DATASET RECORDS: Begin

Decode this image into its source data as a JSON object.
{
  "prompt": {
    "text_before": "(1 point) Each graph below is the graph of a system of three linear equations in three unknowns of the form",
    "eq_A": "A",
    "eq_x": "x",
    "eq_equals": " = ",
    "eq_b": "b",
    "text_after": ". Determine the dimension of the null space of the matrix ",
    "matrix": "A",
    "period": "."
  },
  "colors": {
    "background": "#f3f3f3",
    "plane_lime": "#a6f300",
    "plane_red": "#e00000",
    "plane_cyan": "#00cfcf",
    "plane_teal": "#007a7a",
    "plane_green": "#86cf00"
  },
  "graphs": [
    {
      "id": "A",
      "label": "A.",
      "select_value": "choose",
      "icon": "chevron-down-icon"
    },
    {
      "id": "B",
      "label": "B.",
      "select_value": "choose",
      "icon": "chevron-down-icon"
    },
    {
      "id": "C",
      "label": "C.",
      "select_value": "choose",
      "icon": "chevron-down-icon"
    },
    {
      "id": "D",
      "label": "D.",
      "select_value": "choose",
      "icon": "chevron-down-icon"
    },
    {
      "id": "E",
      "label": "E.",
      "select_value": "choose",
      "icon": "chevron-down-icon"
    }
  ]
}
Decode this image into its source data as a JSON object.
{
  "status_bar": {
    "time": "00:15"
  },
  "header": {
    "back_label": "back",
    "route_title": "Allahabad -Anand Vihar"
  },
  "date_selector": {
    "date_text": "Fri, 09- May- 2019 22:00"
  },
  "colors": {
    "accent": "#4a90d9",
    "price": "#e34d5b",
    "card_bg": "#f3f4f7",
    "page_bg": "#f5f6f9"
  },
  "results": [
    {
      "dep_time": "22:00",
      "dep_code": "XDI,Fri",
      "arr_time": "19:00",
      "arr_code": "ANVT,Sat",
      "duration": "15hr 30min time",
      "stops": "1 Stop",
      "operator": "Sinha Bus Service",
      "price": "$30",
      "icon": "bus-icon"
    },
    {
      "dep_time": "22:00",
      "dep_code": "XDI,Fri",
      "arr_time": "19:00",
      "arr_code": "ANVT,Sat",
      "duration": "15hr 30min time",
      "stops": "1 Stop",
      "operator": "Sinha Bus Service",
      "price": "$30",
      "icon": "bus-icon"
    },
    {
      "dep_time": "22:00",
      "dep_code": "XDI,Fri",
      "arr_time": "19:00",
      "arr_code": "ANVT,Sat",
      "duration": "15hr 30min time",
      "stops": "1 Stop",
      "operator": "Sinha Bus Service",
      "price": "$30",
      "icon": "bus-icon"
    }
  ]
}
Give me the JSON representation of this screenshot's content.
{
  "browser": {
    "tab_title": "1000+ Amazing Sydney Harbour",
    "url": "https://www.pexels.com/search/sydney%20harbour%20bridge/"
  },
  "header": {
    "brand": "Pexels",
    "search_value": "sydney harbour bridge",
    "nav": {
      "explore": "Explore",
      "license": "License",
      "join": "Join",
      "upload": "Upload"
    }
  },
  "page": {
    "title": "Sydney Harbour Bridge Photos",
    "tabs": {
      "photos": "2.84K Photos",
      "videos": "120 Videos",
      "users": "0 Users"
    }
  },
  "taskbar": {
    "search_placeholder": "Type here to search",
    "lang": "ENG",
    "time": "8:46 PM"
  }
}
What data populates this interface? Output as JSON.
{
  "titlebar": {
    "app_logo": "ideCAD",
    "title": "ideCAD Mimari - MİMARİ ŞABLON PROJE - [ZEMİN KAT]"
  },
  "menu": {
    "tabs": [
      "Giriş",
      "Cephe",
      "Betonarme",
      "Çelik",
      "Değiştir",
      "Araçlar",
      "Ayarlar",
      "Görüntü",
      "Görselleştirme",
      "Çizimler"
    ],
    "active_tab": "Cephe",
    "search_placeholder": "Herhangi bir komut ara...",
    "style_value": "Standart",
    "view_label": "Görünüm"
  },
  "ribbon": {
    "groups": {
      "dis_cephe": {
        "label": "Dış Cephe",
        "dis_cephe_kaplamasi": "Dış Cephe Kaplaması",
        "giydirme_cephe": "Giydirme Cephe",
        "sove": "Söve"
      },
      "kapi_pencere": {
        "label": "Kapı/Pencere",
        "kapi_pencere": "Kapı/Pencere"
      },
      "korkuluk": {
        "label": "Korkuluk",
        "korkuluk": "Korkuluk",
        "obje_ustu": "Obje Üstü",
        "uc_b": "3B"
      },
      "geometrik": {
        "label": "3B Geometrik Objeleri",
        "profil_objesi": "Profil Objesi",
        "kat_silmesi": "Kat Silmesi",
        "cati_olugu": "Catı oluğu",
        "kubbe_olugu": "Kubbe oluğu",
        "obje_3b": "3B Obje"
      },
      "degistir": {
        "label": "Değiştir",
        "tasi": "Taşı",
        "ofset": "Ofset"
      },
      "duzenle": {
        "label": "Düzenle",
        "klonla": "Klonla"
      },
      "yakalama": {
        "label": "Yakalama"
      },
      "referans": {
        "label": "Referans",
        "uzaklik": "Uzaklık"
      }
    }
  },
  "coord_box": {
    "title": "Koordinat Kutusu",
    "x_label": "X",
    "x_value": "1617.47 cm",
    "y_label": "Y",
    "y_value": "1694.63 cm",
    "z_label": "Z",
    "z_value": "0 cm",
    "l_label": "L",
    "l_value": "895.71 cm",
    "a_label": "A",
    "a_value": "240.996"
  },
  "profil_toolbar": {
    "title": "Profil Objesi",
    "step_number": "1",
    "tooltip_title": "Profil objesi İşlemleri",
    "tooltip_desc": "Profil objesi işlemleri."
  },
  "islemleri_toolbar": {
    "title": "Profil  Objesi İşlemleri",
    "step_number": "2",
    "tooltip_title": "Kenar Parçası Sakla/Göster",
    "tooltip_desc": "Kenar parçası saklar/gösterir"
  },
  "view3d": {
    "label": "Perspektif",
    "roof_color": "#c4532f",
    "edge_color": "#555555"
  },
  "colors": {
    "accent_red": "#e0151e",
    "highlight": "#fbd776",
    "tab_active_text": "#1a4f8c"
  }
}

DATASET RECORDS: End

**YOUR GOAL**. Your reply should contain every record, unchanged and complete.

**RESPONSE TO THIS EXERCISE**.
Decode this image into its source data as a JSON object.
{
  "prompt": {
    "text_before": "(1 point) Each graph below is the graph of a system of three linear equations in three unknowns of the form",
    "eq_A": "A",
    "eq_x": "x",
    "eq_equals": " = ",
    "eq_b": "b",
    "text_after": ". Determine the dimension of the null space of the matrix ",
    "matrix": "A",
    "period": "."
  },
  "colors": {
    "background": "#f3f3f3",
    "plane_lime": "#a6f300",
    "plane_red": "#e00000",
    "plane_cyan": "#00cfcf",
    "plane_teal": "#007a7a",
    "plane_green": "#86cf00"
  },
  "graphs": [
    {
      "id": "A",
      "label": "A.",
      "select_value": "choose",
      "icon": "chevron-down-icon"
    },
    {
      "id": "B",
      "label": "B.",
      "select_value": "choose",
      "icon": "chevron-down-icon"
    },
    {
      "id": "C",
      "label": "C.",
      "select_value": "choose",
      "icon": "chevron-down-icon"
    },
    {
      "id": "D",
      "label": "D.",
      "select_value": "choose",
      "icon": "chevron-down-icon"
    },
    {
      "id": "E",
      "label": "E.",
      "select_value": "choose",
      "icon": "chevron-down-icon"
    }
  ]
}
Decode this image into its source data as a JSON object.
{
  "status_bar": {
    "time": "00:15"
  },
  "header": {
    "back_label": "back",
    "route_title": "Allahabad -Anand Vihar"
  },
  "date_selector": {
    "date_text": "Fri, 09- May- 2019 22:00"
  },
  "colors": {
    "accent": "#4a90d9",
    "price": "#e34d5b",
    "card_bg": "#f3f4f7",
    "page_bg": "#f5f6f9"
  },
  "results": [
    {
      "dep_time": "22:00",
      "dep_code": "XDI,Fri",
      "arr_time": "19:00",
      "arr_code": "ANVT,Sat",
      "duration": "15hr 30min time",
      "stops": "1 Stop",
      "operator": "Sinha Bus Service",
      "price": "$30",
      "icon": "bus-icon"
    },
    {
      "dep_time": "22:00",
      "dep_code": "XDI,Fri",
      "arr_time": "19:00",
      "arr_code": "ANVT,Sat",
      "duration": "15hr 30min time",
      "stops": "1 Stop",
      "operator": "Sinha Bus Service",
      "price": "$30",
      "icon": "bus-icon"
    },
    {
      "dep_time": "22:00",
      "dep_code": "XDI,Fri",
      "arr_time": "19:00",
      "arr_code": "ANVT,Sat",
      "duration": "15hr 30min time",
      "stops": "1 Stop",
      "operator": "Sinha Bus Service",
      "price": "$30",
      "icon": "bus-icon"
    }
  ]
}
Give me the JSON representation of this screenshot's content.
{
  "browser": {
    "tab_title": "1000+ Amazing Sydney Harbour",
    "url": "https://www.pexels.com/search/sydney%20harbour%20bridge/"
  },
  "header": {
    "brand": "Pexels",
    "search_value": "sydney harbour bridge",
    "nav": {
      "explore": "Explore",
      "license": "License",
      "join": "Join",
      "upload": "Upload"
    }
  },
  "page": {
    "title": "Sydney Harbour Bridge Photos",
    "tabs": {
      "photos": "2.84K Photos",
      "videos": "120 Videos",
      "users": "0 Users"
    }
  },
  "taskbar": {
    "search_placeholder": "Type here to search",
    "lang": "ENG",
    "time": "8:46 PM"
  }
}
What data populates this interface? Output as JSON.
{
  "titlebar": {
    "app_logo": "ideCAD",
    "title": "ideCAD Mimari - MİMARİ ŞABLON PROJE - [ZEMİN KAT]"
  },
  "menu": {
    "tabs": [
      "Giriş",
      "Cephe",
      "Betonarme",
      "Çelik",
      "Değiştir",
      "Araçlar",
      "Ayarlar",
      "Görüntü",
      "Görselleştirme",
      "Çizimler"
    ],
    "active_tab": "Cephe",
    "search_placeholder": "Herhangi bir komut ara...",
    "style_value": "Standart",
    "view_label": "Görünüm"
  },
  "ribbon": {
    "groups": {
      "dis_cephe": {
        "label": "Dış Cephe",
        "dis_cephe_kaplamasi": "Dış Cephe Kaplaması",
        "giydirme_cephe": "Giydirme Cephe",
        "sove": "Söve"
      },
      "kapi_pencere": {
        "label": "Kapı/Pencere",
        "kapi_pencere": "Kapı/Pencere"
      },
      "korkuluk": {
        "label": "Korkuluk",
        "korkuluk": "Korkuluk",
        "obje_ustu": "Obje Üstü",
        "uc_b": "3B"
      },
      "geometrik": {
        "label": "3B Geometrik Objeleri",
        "profil_objesi": "Profil Objesi",
        "kat_silmesi": "Kat Silmesi",
        "cati_olugu": "Catı oluğu",
        "kubbe_olugu": "Kubbe oluğu",
        "obje_3b": "3B Obje"
      },
      "degistir": {
        "label": "Değiştir",
        "tasi": "Taşı",
        "ofset": "Ofset"
      },
      "duzenle": {
        "label": "Düzenle",
        "klonla": "Klonla"
      },
      "yakalama": {
        "label": "Yakalama"
      },
      "referans": {
        "label": "Referans",
        "uzaklik": "Uzaklık"
      }
    }
  },
  "coord_box": {
    "title": "Koordinat Kutusu",
    "x_label": "X",
    "x_value": "1617.47 cm",
    "y_label": "Y",
    "y_value": "1694.63 cm",
    "z_label": "Z",
    "z_value": "0 cm",
    "l_label": "L",
    "l_value": "895.71 cm",
    "a_label": "A",
    "a_value": "240.996"
  },
  "profil_toolbar": {
    "title": "Profil Objesi",
    "step_number": "1",
    "tooltip_title": "Profil objesi İşlemleri",
    "tooltip_desc": "Profil objesi işlemleri."
  },
  "islemleri_toolbar": {
    "title": "Profil  Objesi İşlemleri",
    "step_number": "2",
    "tooltip_title": "Kenar Parçası Sakla/Göster",
    "tooltip_desc": "Kenar parçası saklar/gösterir"
  },
  "view3d": {
    "label": "Perspektif",
    "roof_color": "#c4532f",
    "edge_color": "#555555"
  },
  "colors": {
    "accent_red": "#e0151e",
    "highlight": "#fbd776",
    "tab_active_text": "#1a4f8c"
  }
}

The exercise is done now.